“It is not their duty to inflate the target so much that is makes it unsustainable from the outset.

“It’s because the council was driven by greed. They wanted to build as many houses as possible so they could get the council tax income.

“If you talk about how developers have been kept off cherry-picking sites, I would say all our cherries have been picked. The council’s mismanagement and folly in chasing these targets has meant there are 2,000 houses that should not be there.”

Leeds Green Party leader Coun David Blackburn said: “This SAP is based upon the core strategy. That is 70,000 houses.

“We are only half way through the process – we should have got over it by now. It’s been wrong from the first day they ever mentioned it. Opposition parties have been arguing that.

“This is not the end of the story, it’s not even particularly good news. It stops developers from building wherever they want, but there are places within this SAP where we said they shouldn’t be included.

“It’s only half time and there is a long way to go yet.”
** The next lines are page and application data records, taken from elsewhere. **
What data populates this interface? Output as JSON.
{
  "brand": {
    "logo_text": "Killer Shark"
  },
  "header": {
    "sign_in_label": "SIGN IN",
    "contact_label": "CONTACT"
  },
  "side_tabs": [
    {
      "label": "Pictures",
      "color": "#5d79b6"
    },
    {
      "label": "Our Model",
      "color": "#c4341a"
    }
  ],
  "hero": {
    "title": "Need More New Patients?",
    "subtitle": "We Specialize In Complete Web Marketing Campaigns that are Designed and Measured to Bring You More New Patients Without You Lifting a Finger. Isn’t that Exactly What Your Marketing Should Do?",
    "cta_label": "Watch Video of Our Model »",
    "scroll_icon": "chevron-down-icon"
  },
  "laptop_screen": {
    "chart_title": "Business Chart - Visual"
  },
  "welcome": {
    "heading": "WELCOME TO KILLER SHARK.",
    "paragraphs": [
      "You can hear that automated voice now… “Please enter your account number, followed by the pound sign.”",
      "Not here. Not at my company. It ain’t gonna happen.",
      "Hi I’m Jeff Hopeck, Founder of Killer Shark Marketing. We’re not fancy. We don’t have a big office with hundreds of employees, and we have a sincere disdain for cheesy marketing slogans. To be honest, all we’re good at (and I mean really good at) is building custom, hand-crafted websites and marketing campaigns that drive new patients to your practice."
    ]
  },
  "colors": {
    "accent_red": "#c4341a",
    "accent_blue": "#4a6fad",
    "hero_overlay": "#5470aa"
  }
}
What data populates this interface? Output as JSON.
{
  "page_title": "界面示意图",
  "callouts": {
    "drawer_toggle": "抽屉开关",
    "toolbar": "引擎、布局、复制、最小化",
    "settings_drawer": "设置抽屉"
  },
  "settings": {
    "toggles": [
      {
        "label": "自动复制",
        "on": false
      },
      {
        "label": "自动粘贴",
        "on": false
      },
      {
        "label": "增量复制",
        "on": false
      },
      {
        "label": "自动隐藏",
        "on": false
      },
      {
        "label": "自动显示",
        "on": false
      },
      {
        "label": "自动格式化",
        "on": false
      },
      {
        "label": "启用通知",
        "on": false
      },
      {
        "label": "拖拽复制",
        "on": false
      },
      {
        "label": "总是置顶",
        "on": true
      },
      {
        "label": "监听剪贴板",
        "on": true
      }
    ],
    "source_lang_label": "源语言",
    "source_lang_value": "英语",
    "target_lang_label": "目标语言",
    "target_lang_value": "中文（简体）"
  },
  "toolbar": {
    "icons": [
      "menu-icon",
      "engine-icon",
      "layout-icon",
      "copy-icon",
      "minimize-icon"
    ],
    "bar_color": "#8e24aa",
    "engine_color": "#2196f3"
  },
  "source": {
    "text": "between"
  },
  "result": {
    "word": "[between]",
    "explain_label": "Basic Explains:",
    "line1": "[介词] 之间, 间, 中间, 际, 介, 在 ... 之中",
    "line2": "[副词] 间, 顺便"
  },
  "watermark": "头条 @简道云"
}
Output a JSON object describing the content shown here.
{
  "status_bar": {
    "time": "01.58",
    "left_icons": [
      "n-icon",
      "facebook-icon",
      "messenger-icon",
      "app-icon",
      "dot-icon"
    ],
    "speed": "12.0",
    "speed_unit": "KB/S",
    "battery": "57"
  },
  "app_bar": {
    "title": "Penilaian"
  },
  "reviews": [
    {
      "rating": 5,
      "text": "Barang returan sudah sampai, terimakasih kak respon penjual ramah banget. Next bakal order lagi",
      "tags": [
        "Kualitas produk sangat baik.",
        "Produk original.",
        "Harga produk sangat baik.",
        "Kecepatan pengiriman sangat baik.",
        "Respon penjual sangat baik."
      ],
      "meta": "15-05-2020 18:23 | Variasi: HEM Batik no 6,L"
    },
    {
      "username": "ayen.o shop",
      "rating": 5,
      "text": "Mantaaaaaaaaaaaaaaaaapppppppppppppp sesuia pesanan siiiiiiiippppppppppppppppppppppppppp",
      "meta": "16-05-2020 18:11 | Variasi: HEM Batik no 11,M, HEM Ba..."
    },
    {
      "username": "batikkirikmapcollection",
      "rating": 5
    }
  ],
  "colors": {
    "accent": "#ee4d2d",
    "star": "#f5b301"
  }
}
Pudsey councillor Trish Smith (Con) warned that the proposed, south-east Bradford link road, is included in the plans.

She added: “This will potentially enable the delivery of 2,000 new homes. It is likely it will be built on greenbelt and likely many of the houses will be too.

“So you will understand why so many residents feel under siege in Pudsey.”

Leader of the Garforth and Swillington Independents group Mark Dobson said: “It’s only fair to pay tribute to people in our ward who lobbied hard at the public inquiry.

“Those of us with long memories will remember developers wanted more than 100,000. So while the 70,000 figure was too high, there were good reasons why the council raced into it at the time.

“None of us came here with the intention of undermining towns and villages. The important thing about looking at history is to learn from it.

“It will be a blink of the eye by 2023. We cannot get ourselves in this fix again.

“If we lose our unique towns and villages, we will all be culpable for what happens to future generations.”

Responding to Conservative members’ concerns, Coun Peter Gruen (Lab) said: “By talking about building on greenbelt, you are implying that you don’t give a damn about brownfield sites in inner city areas.

“If there were plans to concrete over the entire inner city, you would not give a s**t.”

Conservatives deputy leader Coun Alan Lamb said: “When this process started, Gangnam Style was number one and the Olympic games were taking place in London.

“Don’t get fooled, this is only until 2023. When the SAP review takes place, we have to add more. When you think you have saved green field sites.

“Coun Gruen – you can do better than that – the language was the highlight of your speech to be honest.”

The report then went to a vote, where the SAP was passed.